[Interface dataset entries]

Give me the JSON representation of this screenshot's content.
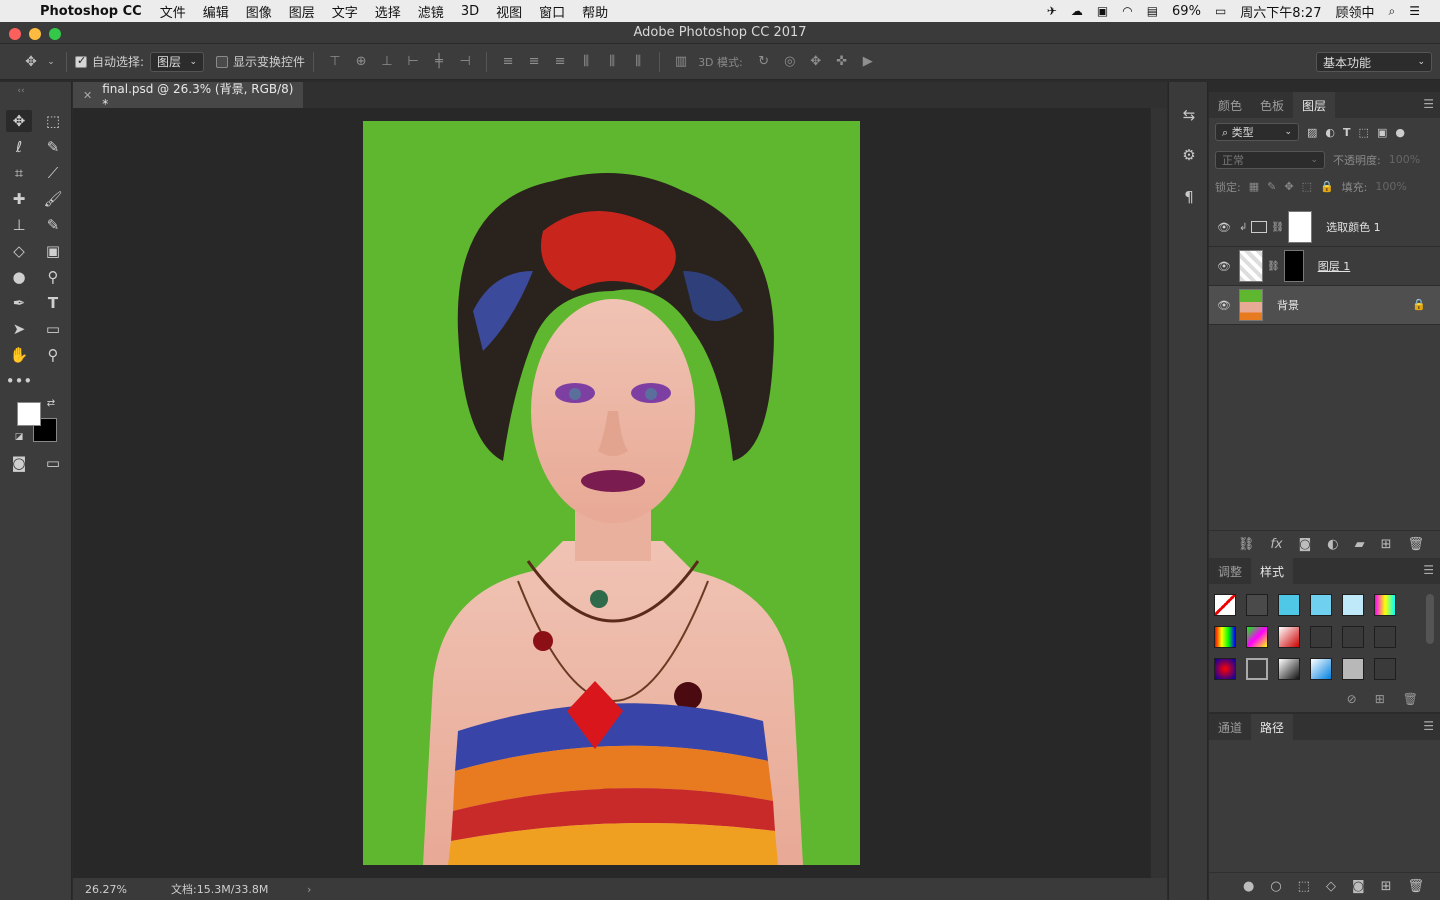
{
  "menubar": {
    "apple_icon": "apple-logo-icon",
    "app_name": "Photoshop CC",
    "items": [
      "文件",
      "编辑",
      "图像",
      "图层",
      "文字",
      "选择",
      "滤镜",
      "3D",
      "视图",
      "窗口",
      "帮助"
    ],
    "battery": "69%",
    "clock": "周六下午8:27",
    "user": "顾领中"
  },
  "window": {
    "title": "Adobe Photoshop CC 2017"
  },
  "options": {
    "auto_select_label": "自动选择:",
    "auto_select_target": "图层",
    "show_transform_label": "显示变换控件",
    "mode_3d_label": "3D 模式:",
    "workspace": "基本功能"
  },
  "document": {
    "tab_title": "final.psd @ 26.3% (背景, RGB/8) *",
    "zoom": "26.27%",
    "doc_size": "文档:15.3M/33.8M"
  },
  "layers_panel": {
    "tabs": [
      "颜色",
      "色板",
      "图层"
    ],
    "filter_kind": "类型",
    "blend_mode": "正常",
    "opacity_label": "不透明度:",
    "opacity_value": "100%",
    "lock_label": "锁定:",
    "fill_label": "填充:",
    "fill_value": "100%",
    "layers": [
      {
        "name": "选取颜色 1"
      },
      {
        "name": "图层 1"
      },
      {
        "name": "背景"
      }
    ]
  },
  "adjust_panel": {
    "tabs": [
      "调整",
      "样式"
    ]
  },
  "channels_panel": {
    "tabs": [
      "通道",
      "路径"
    ]
  },
  "colors": {
    "canvas_green": "#5fb72f",
    "fg": "#ffffff",
    "bg": "#000000"
  }
}
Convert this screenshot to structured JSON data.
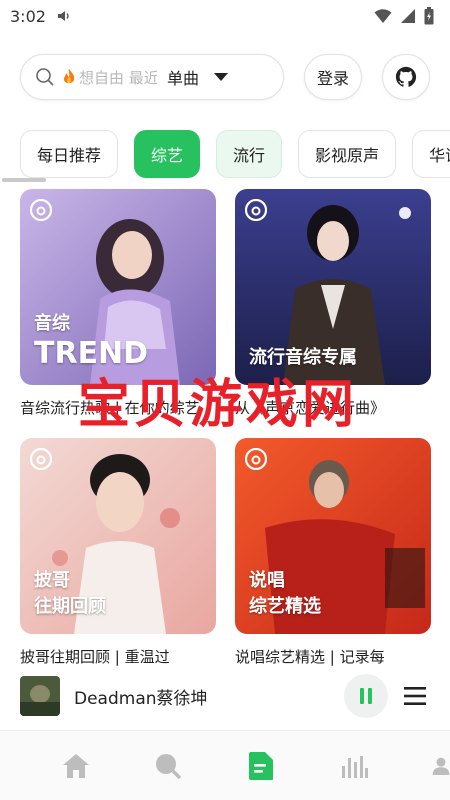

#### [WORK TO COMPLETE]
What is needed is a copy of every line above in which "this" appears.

#### [EXPECTED ANSWER]
Give me the JSON representation of this screenshot's content.
Convert this screenshot to structured JSON data.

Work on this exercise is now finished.